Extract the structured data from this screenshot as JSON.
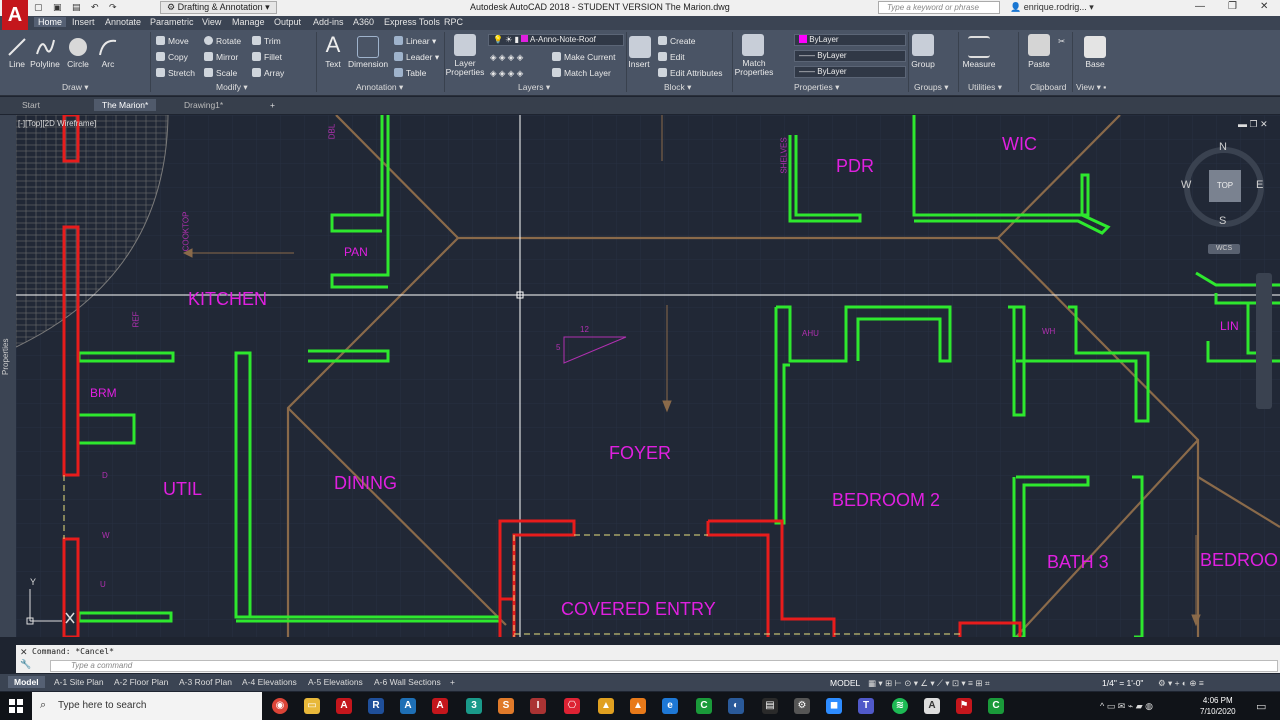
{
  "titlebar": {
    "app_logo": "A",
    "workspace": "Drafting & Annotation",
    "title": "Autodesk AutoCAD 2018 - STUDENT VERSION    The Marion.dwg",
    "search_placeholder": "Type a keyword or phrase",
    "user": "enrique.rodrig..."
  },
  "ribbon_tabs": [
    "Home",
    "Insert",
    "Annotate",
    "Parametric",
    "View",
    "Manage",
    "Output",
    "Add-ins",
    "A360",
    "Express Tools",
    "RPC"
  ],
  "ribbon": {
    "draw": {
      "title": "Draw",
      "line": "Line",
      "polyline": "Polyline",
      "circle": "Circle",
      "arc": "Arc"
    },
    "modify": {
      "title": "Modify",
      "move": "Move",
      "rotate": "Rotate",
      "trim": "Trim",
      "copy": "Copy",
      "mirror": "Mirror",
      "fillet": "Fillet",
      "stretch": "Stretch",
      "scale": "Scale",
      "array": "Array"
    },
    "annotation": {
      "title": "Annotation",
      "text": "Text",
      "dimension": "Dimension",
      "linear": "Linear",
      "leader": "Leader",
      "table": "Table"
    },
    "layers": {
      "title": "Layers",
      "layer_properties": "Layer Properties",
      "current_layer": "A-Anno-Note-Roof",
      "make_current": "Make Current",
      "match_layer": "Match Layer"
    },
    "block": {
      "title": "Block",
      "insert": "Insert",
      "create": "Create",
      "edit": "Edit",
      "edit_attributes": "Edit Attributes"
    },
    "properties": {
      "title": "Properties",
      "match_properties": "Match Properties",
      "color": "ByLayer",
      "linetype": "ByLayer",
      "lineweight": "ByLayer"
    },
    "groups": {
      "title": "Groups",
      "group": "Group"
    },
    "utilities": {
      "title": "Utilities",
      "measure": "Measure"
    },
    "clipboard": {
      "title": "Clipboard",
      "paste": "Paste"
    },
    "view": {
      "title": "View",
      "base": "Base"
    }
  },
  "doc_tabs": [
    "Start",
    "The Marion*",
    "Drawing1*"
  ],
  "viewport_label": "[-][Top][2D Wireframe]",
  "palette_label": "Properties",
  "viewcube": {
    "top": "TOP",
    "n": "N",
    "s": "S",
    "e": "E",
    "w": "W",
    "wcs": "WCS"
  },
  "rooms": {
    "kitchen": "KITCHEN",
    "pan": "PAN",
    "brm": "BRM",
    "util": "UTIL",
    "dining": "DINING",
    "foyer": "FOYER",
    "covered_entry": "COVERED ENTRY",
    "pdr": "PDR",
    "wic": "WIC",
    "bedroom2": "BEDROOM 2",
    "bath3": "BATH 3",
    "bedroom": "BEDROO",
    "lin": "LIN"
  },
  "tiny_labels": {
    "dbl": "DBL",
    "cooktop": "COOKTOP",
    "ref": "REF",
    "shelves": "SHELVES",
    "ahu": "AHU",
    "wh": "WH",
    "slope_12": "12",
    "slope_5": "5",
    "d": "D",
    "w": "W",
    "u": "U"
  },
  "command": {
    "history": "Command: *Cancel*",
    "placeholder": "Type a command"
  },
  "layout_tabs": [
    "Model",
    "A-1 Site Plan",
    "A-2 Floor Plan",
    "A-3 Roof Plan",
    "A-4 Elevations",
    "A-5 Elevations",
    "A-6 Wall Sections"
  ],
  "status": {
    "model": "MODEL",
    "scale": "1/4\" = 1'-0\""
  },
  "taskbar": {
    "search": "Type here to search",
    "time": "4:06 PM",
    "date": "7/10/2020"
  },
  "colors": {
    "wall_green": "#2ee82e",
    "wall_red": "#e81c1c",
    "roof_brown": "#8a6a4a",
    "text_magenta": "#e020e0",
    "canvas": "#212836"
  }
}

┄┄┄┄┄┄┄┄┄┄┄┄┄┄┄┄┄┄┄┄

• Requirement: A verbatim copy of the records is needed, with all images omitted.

• Result for this exercise:
Extract the structured data from this screenshot as JSON.
{
  "titlebar": {
    "app_logo": "A",
    "workspace": "Drafting & Annotation",
    "title": "Autodesk AutoCAD 2018 - STUDENT VERSION    The Marion.dwg",
    "search_placeholder": "Type a keyword or phrase",
    "user": "enrique.rodrig..."
  },
  "ribbon_tabs": [
    "Home",
    "Insert",
    "Annotate",
    "Parametric",
    "View",
    "Manage",
    "Output",
    "Add-ins",
    "A360",
    "Express Tools",
    "RPC"
  ],
  "ribbon": {
    "draw": {
      "title": "Draw",
      "line": "Line",
      "polyline": "Polyline",
      "circle": "Circle",
      "arc": "Arc"
    },
    "modify": {
      "title": "Modify",
      "move": "Move",
      "rotate": "Rotate",
      "trim": "Trim",
      "copy": "Copy",
      "mirror": "Mirror",
      "fillet": "Fillet",
      "stretch": "Stretch",
      "scale": "Scale",
      "array": "Array"
    },
    "annotation": {
      "title": "Annotation",
      "text": "Text",
      "dimension": "Dimension",
      "linear": "Linear",
      "leader": "Leader",
      "table": "Table"
    },
    "layers": {
      "title": "Layers",
      "layer_properties": "Layer Properties",
      "current_layer": "A-Anno-Note-Roof",
      "make_current": "Make Current",
      "match_layer": "Match Layer"
    },
    "block": {
      "title": "Block",
      "insert": "Insert",
      "create": "Create",
      "edit": "Edit",
      "edit_attributes": "Edit Attributes"
    },
    "properties": {
      "title": "Properties",
      "match_properties": "Match Properties",
      "color": "ByLayer",
      "linetype": "ByLayer",
      "lineweight": "ByLayer"
    },
    "groups": {
      "title": "Groups",
      "group": "Group"
    },
    "utilities": {
      "title": "Utilities",
      "measure": "Measure"
    },
    "clipboard": {
      "title": "Clipboard",
      "paste": "Paste"
    },
    "view": {
      "title": "View",
      "base": "Base"
    }
  },
  "doc_tabs": [
    "Start",
    "The Marion*",
    "Drawing1*"
  ],
  "viewport_label": "[-][Top][2D Wireframe]",
  "palette_label": "Properties",
  "viewcube": {
    "top": "TOP",
    "n": "N",
    "s": "S",
    "e": "E",
    "w": "W",
    "wcs": "WCS"
  },
  "rooms": {
    "kitchen": "KITCHEN",
    "pan": "PAN",
    "brm": "BRM",
    "util": "UTIL",
    "dining": "DINING",
    "foyer": "FOYER",
    "covered_entry": "COVERED ENTRY",
    "pdr": "PDR",
    "wic": "WIC",
    "bedroom2": "BEDROOM 2",
    "bath3": "BATH 3",
    "bedroom": "BEDROO",
    "lin": "LIN"
  },
  "tiny_labels": {
    "dbl": "DBL",
    "cooktop": "COOKTOP",
    "ref": "REF",
    "shelves": "SHELVES",
    "ahu": "AHU",
    "wh": "WH",
    "slope_12": "12",
    "slope_5": "5",
    "d": "D",
    "w": "W",
    "u": "U"
  },
  "command": {
    "history": "Command: *Cancel*",
    "placeholder": "Type a command"
  },
  "layout_tabs": [
    "Model",
    "A-1 Site Plan",
    "A-2 Floor Plan",
    "A-3 Roof Plan",
    "A-4 Elevations",
    "A-5 Elevations",
    "A-6 Wall Sections"
  ],
  "status": {
    "model": "MODEL",
    "scale": "1/4\" = 1'-0\""
  },
  "taskbar": {
    "search": "Type here to search",
    "time": "4:06 PM",
    "date": "7/10/2020"
  },
  "colors": {
    "wall_green": "#2ee82e",
    "wall_red": "#e81c1c",
    "roof_brown": "#8a6a4a",
    "text_magenta": "#e020e0",
    "canvas": "#212836"
  }
}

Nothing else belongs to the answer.